As stated above pyrophosphate is also excreted via specialized cell in the kidneys into the urine, probably in order to inhibit kidney stone formation from high urinary calcium concentrations. O’Brien et al reports a dose dependent rise of pyrophosphate excretion after feeding healthy and kidney stone forming human volunteers with defined diets that provided 1.5, 3.0 or 4.5 g/d/person orthophosphate in three successive weeks. Pyrophosphate excretion was comparable in the two groups and ranged from 3.5 - 13 mg/24 h in the 1.5 g diet phase to 15 – 40 mg/24 h in the 4.5 g diet phase (Urinary pyrophosphate in normal subjects and in stone formers. O'Brien MM, Uhlemann I, McIntosh HW. Can Med Assoc J. 1967 Jan 14;96(2):100-3.).

Toxicological data


Acute toxicity

The oral LD50 in rats is greater than 1000 mg/kg bw. Phosphoric acid is corrosive and mildly irritating to the skin and eyes.


Subacute, subchronic and chronic toxicity studies

Studies with phosphate salts showed that at high levels of phosphate, adverse effects were observed in parathyroids, kidneys and bones. The critical effect observed in these studies which were performed in rats, was renal calcification (nephrocalcinosis), due to precipitation of calcium phosphate, as the levels of phosphate at the doses used were such that phosphate homeostasis was dysregulated. It was difficult to identify no-observed-adverse-effect levels (NOAELs) in these studies, because there is a background incidence of nephrocalcinosis, determined by dietary intake of calcium and vitamin D.

The 90-day oral administration of KASAL (sodium aluminium phosphate) to purebred beagle dogs at dietary levels of 0.3, 1.0 and 3.0% revealed in three of the Group animals renal. No significant other changes were noted.

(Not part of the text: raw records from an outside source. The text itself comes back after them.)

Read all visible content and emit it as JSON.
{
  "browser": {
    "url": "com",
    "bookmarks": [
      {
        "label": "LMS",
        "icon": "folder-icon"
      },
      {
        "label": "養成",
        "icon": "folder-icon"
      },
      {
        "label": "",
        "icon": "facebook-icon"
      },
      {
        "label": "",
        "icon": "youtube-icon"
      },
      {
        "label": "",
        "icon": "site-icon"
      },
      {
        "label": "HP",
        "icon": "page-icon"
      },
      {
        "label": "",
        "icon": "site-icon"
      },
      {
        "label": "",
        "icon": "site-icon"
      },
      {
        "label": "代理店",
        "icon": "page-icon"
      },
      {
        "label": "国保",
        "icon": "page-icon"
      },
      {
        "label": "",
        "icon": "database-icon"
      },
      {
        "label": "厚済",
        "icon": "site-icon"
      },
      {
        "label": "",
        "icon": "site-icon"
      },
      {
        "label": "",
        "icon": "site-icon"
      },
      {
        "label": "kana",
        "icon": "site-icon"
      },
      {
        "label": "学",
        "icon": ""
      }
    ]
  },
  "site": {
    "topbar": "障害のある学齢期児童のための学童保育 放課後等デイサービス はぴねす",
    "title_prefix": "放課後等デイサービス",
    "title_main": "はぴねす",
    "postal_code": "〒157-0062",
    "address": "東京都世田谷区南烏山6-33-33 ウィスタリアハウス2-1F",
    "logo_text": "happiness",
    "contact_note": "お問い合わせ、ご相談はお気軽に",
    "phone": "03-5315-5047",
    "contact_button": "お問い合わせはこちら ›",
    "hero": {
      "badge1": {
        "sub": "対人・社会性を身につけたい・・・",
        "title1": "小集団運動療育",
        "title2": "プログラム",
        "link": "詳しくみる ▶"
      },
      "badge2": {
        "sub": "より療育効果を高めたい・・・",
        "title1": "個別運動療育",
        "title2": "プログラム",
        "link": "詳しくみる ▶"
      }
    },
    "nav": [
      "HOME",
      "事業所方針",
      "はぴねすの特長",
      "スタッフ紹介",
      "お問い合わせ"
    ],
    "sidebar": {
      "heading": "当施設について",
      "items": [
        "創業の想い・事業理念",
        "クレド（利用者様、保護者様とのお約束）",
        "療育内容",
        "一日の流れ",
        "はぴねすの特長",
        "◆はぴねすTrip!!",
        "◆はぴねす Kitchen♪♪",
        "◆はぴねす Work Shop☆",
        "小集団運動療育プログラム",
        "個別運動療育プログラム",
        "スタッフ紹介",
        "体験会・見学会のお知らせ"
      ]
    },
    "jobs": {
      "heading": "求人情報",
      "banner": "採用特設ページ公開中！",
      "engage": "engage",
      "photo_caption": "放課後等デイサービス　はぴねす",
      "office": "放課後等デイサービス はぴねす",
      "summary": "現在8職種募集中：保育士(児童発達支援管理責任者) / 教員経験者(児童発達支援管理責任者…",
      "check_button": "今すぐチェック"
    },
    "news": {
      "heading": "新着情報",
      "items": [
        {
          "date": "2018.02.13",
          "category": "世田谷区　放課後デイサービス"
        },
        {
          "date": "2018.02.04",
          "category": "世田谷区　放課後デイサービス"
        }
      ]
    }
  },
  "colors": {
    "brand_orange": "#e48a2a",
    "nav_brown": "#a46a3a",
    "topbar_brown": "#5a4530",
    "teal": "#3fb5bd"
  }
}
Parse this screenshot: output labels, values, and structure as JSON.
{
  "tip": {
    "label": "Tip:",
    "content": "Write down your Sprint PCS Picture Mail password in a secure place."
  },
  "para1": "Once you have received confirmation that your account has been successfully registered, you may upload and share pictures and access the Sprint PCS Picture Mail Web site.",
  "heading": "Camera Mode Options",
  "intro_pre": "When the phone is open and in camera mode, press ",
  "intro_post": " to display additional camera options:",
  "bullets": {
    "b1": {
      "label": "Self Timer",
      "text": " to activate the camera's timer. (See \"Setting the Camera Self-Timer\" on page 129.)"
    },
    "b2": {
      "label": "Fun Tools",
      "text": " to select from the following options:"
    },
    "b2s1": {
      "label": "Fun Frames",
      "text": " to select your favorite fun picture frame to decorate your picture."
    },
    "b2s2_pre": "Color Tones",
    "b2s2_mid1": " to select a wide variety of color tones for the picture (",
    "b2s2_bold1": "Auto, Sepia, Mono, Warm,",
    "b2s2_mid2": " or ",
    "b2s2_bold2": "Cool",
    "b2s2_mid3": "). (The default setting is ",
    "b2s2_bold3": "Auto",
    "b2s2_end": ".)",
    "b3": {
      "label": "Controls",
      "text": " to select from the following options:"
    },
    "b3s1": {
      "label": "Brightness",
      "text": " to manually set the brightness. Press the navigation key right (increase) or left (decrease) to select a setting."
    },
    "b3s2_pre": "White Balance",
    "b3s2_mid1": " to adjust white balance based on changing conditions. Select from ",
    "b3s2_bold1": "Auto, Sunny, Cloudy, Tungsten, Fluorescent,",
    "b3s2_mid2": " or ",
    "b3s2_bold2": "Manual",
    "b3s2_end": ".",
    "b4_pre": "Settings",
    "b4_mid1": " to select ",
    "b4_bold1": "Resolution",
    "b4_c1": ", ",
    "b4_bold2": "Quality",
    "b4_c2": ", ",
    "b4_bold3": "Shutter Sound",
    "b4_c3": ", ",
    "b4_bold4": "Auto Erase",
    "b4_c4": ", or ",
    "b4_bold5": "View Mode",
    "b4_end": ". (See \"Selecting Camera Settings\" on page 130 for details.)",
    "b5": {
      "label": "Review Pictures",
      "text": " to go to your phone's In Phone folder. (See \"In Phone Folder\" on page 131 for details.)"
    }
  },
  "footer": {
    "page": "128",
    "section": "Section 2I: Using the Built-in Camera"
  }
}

Thus the dietary level of 1% can be considered as NOAEL (this is equivalent to 322.88 mg/kg bw/day without consideration of the cations’part).